Could you give the records below again exactly, without the pictures?
-- Records for the exercise follows --
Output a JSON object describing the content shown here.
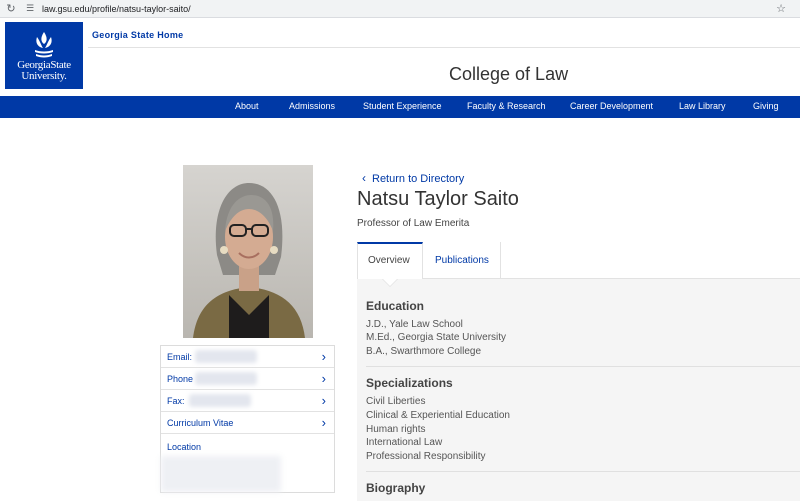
{
  "browser": {
    "url": "law.gsu.edu/profile/natsu-taylor-saito/",
    "reload_icon": "reload-icon",
    "site_info_icon": "site-info-icon",
    "bookmark_icon": "star-icon"
  },
  "header": {
    "logo_line1": "GeorgiaState",
    "logo_line2": "University.",
    "home_link": "Georgia State Home",
    "college_title": "College of Law"
  },
  "nav": {
    "items": [
      "About",
      "Admissions",
      "Student Experience",
      "Faculty & Research",
      "Career Development",
      "Law Library",
      "Giving"
    ]
  },
  "contact": {
    "email_label": "Email:",
    "phone_label": "Phone",
    "fax_label": "Fax:",
    "cv_label": "Curriculum Vitae",
    "location_label": "Location"
  },
  "profile": {
    "return_label": "Return to Directory",
    "name": "Natsu Taylor Saito",
    "title": "Professor of Law Emerita"
  },
  "tabs": {
    "overview": "Overview",
    "publications": "Publications"
  },
  "overview": {
    "education_heading": "Education",
    "education": [
      "J.D., Yale Law School",
      "M.Ed., Georgia State University",
      "B.A., Swarthmore College"
    ],
    "specializations_heading": "Specializations",
    "specializations": [
      "Civil Liberties",
      "Clinical & Experiential Education",
      "Human rights",
      "International Law",
      "Professional Responsibility"
    ],
    "biography_heading": "Biography"
  },
  "colors": {
    "brand_blue": "#0039a6",
    "panel_bg": "#f5f5f5"
  }
}
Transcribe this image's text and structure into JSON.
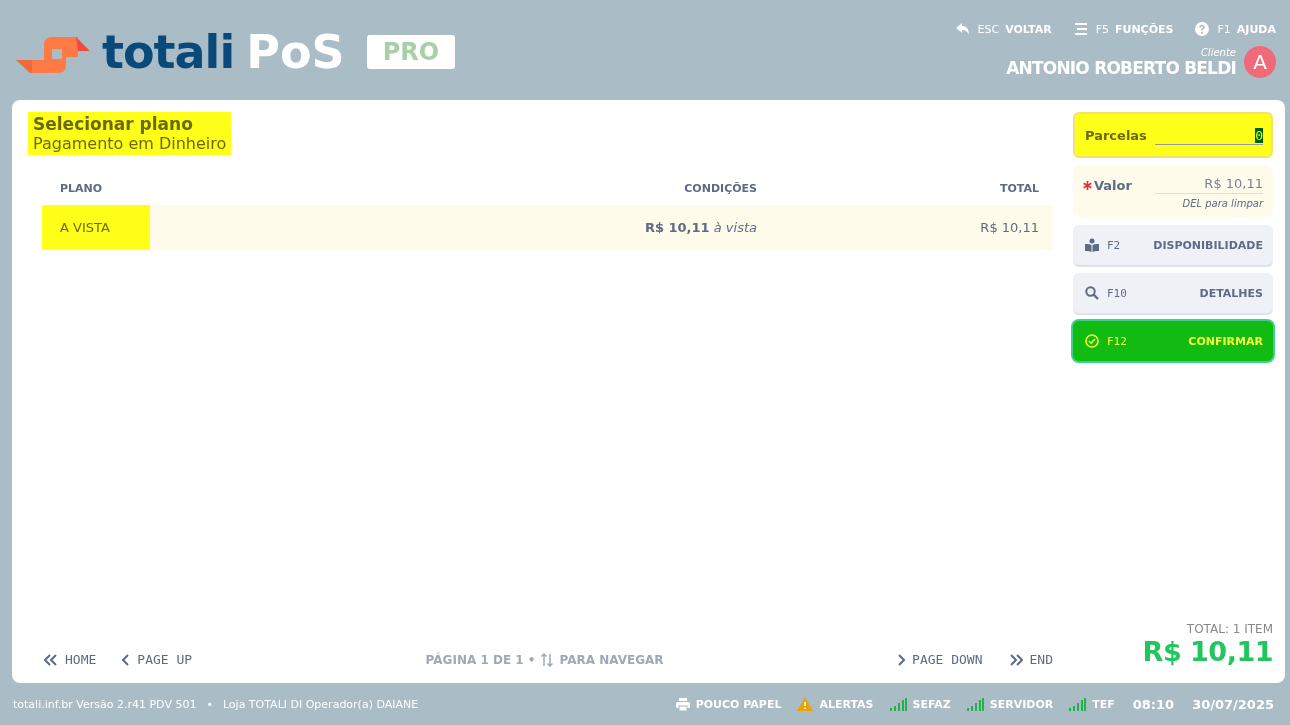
{
  "logo": {
    "word": "totali",
    "product": "PoS",
    "edition": "PRO"
  },
  "top_actions": [
    {
      "kind": "back",
      "key": "ESC",
      "label": "VOLTAR"
    },
    {
      "kind": "menu",
      "key": "F5",
      "label": "FUNÇÕES"
    },
    {
      "kind": "help",
      "key": "F1",
      "label": "AJUDA"
    }
  ],
  "customer": {
    "caption": "Cliente",
    "name": "ANTONIO ROBERTO BELDI",
    "initial": "A"
  },
  "heading": {
    "title": "Selecionar plano",
    "subtitle": "Pagamento em Dinheiro"
  },
  "table": {
    "columns": [
      "PLANO",
      "CONDIÇÕES",
      "TOTAL"
    ],
    "rows": [
      {
        "plan": "A VISTA",
        "conditions": "**R$ 10,11** *à vista*",
        "total": "R$ 10,11",
        "selected": true
      }
    ]
  },
  "pager": {
    "home": "HOME",
    "page_up": "PAGE UP",
    "page_info": "PÁGINA 1 DE 1 •",
    "hint": "PARA NAVEGAR",
    "page_down": "PAGE DOWN",
    "end": "END"
  },
  "parcelas": {
    "label": "Parcelas",
    "value": "0"
  },
  "valor": {
    "label": "Valor",
    "value": "R$ 10,11",
    "hint": "DEL para limpar"
  },
  "actions": [
    {
      "kind": "book",
      "key": "F2",
      "label": "DISPONIBILIDADE"
    },
    {
      "kind": "search",
      "key": "F10",
      "label": "DETALHES"
    },
    {
      "kind": "confirm",
      "key": "F12",
      "label": "CONFIRMAR"
    }
  ],
  "total": {
    "caption": "TOTAL: 1 ITEM",
    "amount": "R$ 10,11"
  },
  "status_bar": {
    "info": "totali.inf.br Versão 2.r41 PDV 501",
    "separator": "•",
    "store": "Loja TOTALI DI Operador(a) DAIANE",
    "items": [
      {
        "kind": "printer",
        "label": "POUCO PAPEL"
      },
      {
        "kind": "warning",
        "label": "ALERTAS"
      },
      {
        "kind": "signal",
        "label": "SEFAZ"
      },
      {
        "kind": "signal",
        "label": "SERVIDOR"
      },
      {
        "kind": "signal",
        "label": "TEF"
      }
    ],
    "time": "08:10",
    "date": "30/07/2025"
  }
}
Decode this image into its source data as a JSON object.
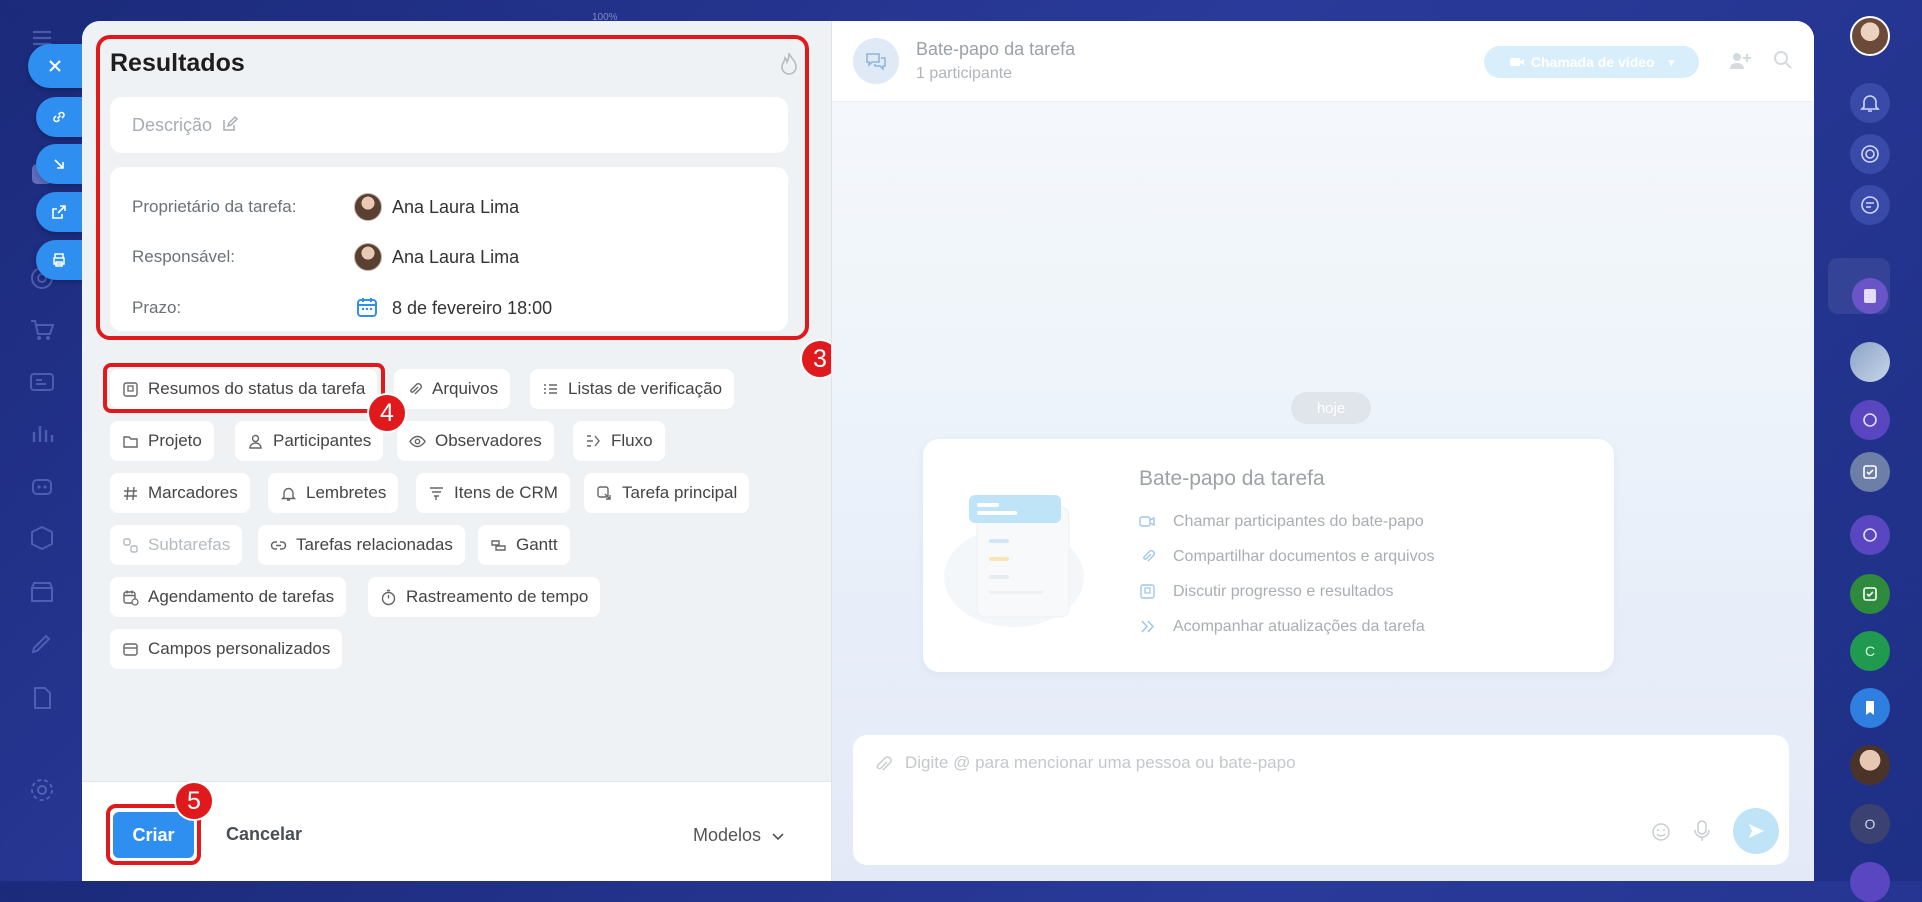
{
  "zoom_text": "100%",
  "results": {
    "title": "Resultados",
    "description_placeholder": "Descrição",
    "owner_label": "Proprietário da tarefa:",
    "owner_name": "Ana Laura Lima",
    "responsible_label": "Responsável:",
    "responsible_name": "Ana Laura Lima",
    "deadline_label": "Prazo:",
    "deadline_value": "8 de fevereiro 18:00"
  },
  "chips": [
    {
      "label": "Resumos do status da tarefa",
      "icon": "status-summary-icon"
    },
    {
      "label": "Arquivos",
      "icon": "paperclip-icon"
    },
    {
      "label": "Listas de verificação",
      "icon": "checklist-icon"
    },
    {
      "label": "Projeto",
      "icon": "folder-icon"
    },
    {
      "label": "Participantes",
      "icon": "person-icon"
    },
    {
      "label": "Observadores",
      "icon": "eye-icon"
    },
    {
      "label": "Fluxo",
      "icon": "flow-icon"
    },
    {
      "label": "Marcadores",
      "icon": "hash-icon"
    },
    {
      "label": "Lembretes",
      "icon": "bell-icon"
    },
    {
      "label": "Itens de CRM",
      "icon": "crm-icon"
    },
    {
      "label": "Tarefa principal",
      "icon": "parent-task-icon"
    },
    {
      "label": "Subtarefas",
      "icon": "subtask-icon"
    },
    {
      "label": "Tarefas relacionadas",
      "icon": "link-icon"
    },
    {
      "label": "Gantt",
      "icon": "gantt-icon"
    },
    {
      "label": "Agendamento de tarefas",
      "icon": "calendar-schedule-icon"
    },
    {
      "label": "Rastreamento de tempo",
      "icon": "stopwatch-icon"
    },
    {
      "label": "Campos personalizados",
      "icon": "custom-fields-icon"
    }
  ],
  "markers": {
    "m3": "3",
    "m4": "4",
    "m5": "5"
  },
  "footer": {
    "create": "Criar",
    "cancel": "Cancelar",
    "templates": "Modelos"
  },
  "chat": {
    "title": "Bate-papo da tarefa",
    "subtitle": "1 participante",
    "video_call": "Chamada de vídeo",
    "today": "hoje",
    "intro_title": "Bate-papo da tarefa",
    "intro_items": [
      "Chamar participantes do bate-papo",
      "Compartilhar documentos e arquivos",
      "Discutir progresso e resultados",
      "Acompanhar atualizações da tarefa"
    ],
    "composer_placeholder": "Digite @ para mencionar uma pessoa ou bate-papo"
  },
  "right_rail": {
    "avatar_c": "C",
    "avatar_o": "O"
  },
  "colors": {
    "accent": "#2f8ff0",
    "marker": "#e0191c"
  }
}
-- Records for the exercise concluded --
[Result for this exercise]:
Output a JSON object describing the content shown here.
{
  "browser": {
    "url": "law.gsu.edu/profile/natsu-taylor-saito/",
    "reload_icon": "reload-icon",
    "site_info_icon": "site-info-icon",
    "bookmark_icon": "star-icon"
  },
  "header": {
    "logo_line1": "GeorgiaState",
    "logo_line2": "University.",
    "home_link": "Georgia State Home",
    "college_title": "College of Law"
  },
  "nav": {
    "items": [
      "About",
      "Admissions",
      "Student Experience",
      "Faculty & Research",
      "Career Development",
      "Law Library",
      "Giving"
    ]
  },
  "contact": {
    "email_label": "Email:",
    "phone_label": "Phone",
    "fax_label": "Fax:",
    "cv_label": "Curriculum Vitae",
    "location_label": "Location"
  },
  "profile": {
    "return_label": "Return to Directory",
    "name": "Natsu Taylor Saito",
    "title": "Professor of Law Emerita"
  },
  "tabs": {
    "overview": "Overview",
    "publications": "Publications"
  },
  "overview": {
    "education_heading": "Education",
    "education": [
      "J.D., Yale Law School",
      "M.Ed., Georgia State University",
      "B.A., Swarthmore College"
    ],
    "specializations_heading": "Specializations",
    "specializations": [
      "Civil Liberties",
      "Clinical & Experiential Education",
      "Human rights",
      "International Law",
      "Professional Responsibility"
    ],
    "biography_heading": "Biography"
  },
  "colors": {
    "brand_blue": "#0039a6",
    "panel_bg": "#f5f5f5"
  }
}
Transcribe this image's text and structure into JSON.
{
  "logo": {
    "word": "totali",
    "product": "PoS",
    "edition": "PRO"
  },
  "top_actions": [
    {
      "kind": "back",
      "key": "ESC",
      "label": "VOLTAR"
    },
    {
      "kind": "menu",
      "key": "F5",
      "label": "FUNÇÕES"
    },
    {
      "kind": "help",
      "key": "F1",
      "label": "AJUDA"
    }
  ],
  "customer": {
    "caption": "Cliente",
    "name": "ANTONIO ROBERTO BELDI",
    "initial": "A"
  },
  "heading": {
    "title": "Selecionar plano",
    "subtitle": "Pagamento em Dinheiro"
  },
  "table": {
    "columns": [
      "PLANO",
      "CONDIÇÕES",
      "TOTAL"
    ],
    "rows": [
      {
        "plan": "A VISTA",
        "conditions": "**R$ 10,11** *à vista*",
        "total": "R$ 10,11",
        "selected": true
      }
    ]
  },
  "pager": {
    "home": "HOME",
    "page_up": "PAGE UP",
    "page_info": "PÁGINA 1 DE 1 •",
    "hint": "PARA NAVEGAR",
    "page_down": "PAGE DOWN",
    "end": "END"
  },
  "parcelas": {
    "label": "Parcelas",
    "value": "0"
  },
  "valor": {
    "label": "Valor",
    "value": "R$ 10,11",
    "hint": "DEL para limpar"
  },
  "actions": [
    {
      "kind": "book",
      "key": "F2",
      "label": "DISPONIBILIDADE"
    },
    {
      "kind": "search",
      "key": "F10",
      "label": "DETALHES"
    },
    {
      "kind": "confirm",
      "key": "F12",
      "label": "CONFIRMAR"
    }
  ],
  "total": {
    "caption": "TOTAL: 1 ITEM",
    "amount": "R$ 10,11"
  },
  "status_bar": {
    "info": "totali.inf.br Versão 2.r41 PDV 501",
    "separator": "•",
    "store": "Loja TOTALI DI Operador(a) DAIANE",
    "items": [
      {
        "kind": "printer",
        "label": "POUCO PAPEL"
      },
      {
        "kind": "warning",
        "label": "ALERTAS"
      },
      {
        "kind": "signal",
        "label": "SEFAZ"
      },
      {
        "kind": "signal",
        "label": "SERVIDOR"
      },
      {
        "kind": "signal",
        "label": "TEF"
      }
    ],
    "time": "08:10",
    "date": "30/07/2025"
  }
}
Decode this image into its source data as a JSON object.
{
  "zoom_text": "100%",
  "results": {
    "title": "Resultados",
    "description_placeholder": "Descrição",
    "owner_label": "Proprietário da tarefa:",
    "owner_name": "Ana Laura Lima",
    "responsible_label": "Responsável:",
    "responsible_name": "Ana Laura Lima",
    "deadline_label": "Prazo:",
    "deadline_value": "8 de fevereiro 18:00"
  },
  "chips": [
    {
      "label": "Resumos do status da tarefa",
      "icon": "status-summary-icon"
    },
    {
      "label": "Arquivos",
      "icon": "paperclip-icon"
    },
    {
      "label": "Listas de verificação",
      "icon": "checklist-icon"
    },
    {
      "label": "Projeto",
      "icon": "folder-icon"
    },
    {
      "label": "Participantes",
      "icon": "person-icon"
    },
    {
      "label": "Observadores",
      "icon": "eye-icon"
    },
    {
      "label": "Fluxo",
      "icon": "flow-icon"
    },
    {
      "label": "Marcadores",
      "icon": "hash-icon"
    },
    {
      "label": "Lembretes",
      "icon": "bell-icon"
    },
    {
      "label": "Itens de CRM",
      "icon": "crm-icon"
    },
    {
      "label": "Tarefa principal",
      "icon": "parent-task-icon"
    },
    {
      "label": "Subtarefas",
      "icon": "subtask-icon"
    },
    {
      "label": "Tarefas relacionadas",
      "icon": "link-icon"
    },
    {
      "label": "Gantt",
      "icon": "gantt-icon"
    },
    {
      "label": "Agendamento de tarefas",
      "icon": "calendar-schedule-icon"
    },
    {
      "label": "Rastreamento de tempo",
      "icon": "stopwatch-icon"
    },
    {
      "label": "Campos personalizados",
      "icon": "custom-fields-icon"
    }
  ],
  "markers": {
    "m3": "3",
    "m4": "4",
    "m5": "5"
  },
  "footer": {
    "create": "Criar",
    "cancel": "Cancelar",
    "templates": "Modelos"
  },
  "chat": {
    "title": "Bate-papo da tarefa",
    "subtitle": "1 participante",
    "video_call": "Chamada de vídeo",
    "today": "hoje",
    "intro_title": "Bate-papo da tarefa",
    "intro_items": [
      "Chamar participantes do bate-papo",
      "Compartilhar documentos e arquivos",
      "Discutir progresso e resultados",
      "Acompanhar atualizações da tarefa"
    ],
    "composer_placeholder": "Digite @ para mencionar uma pessoa ou bate-papo"
  },
  "right_rail": {
    "avatar_c": "C",
    "avatar_o": "O"
  },
  "colors": {
    "accent": "#2f8ff0",
    "marker": "#e0191c"
  }
}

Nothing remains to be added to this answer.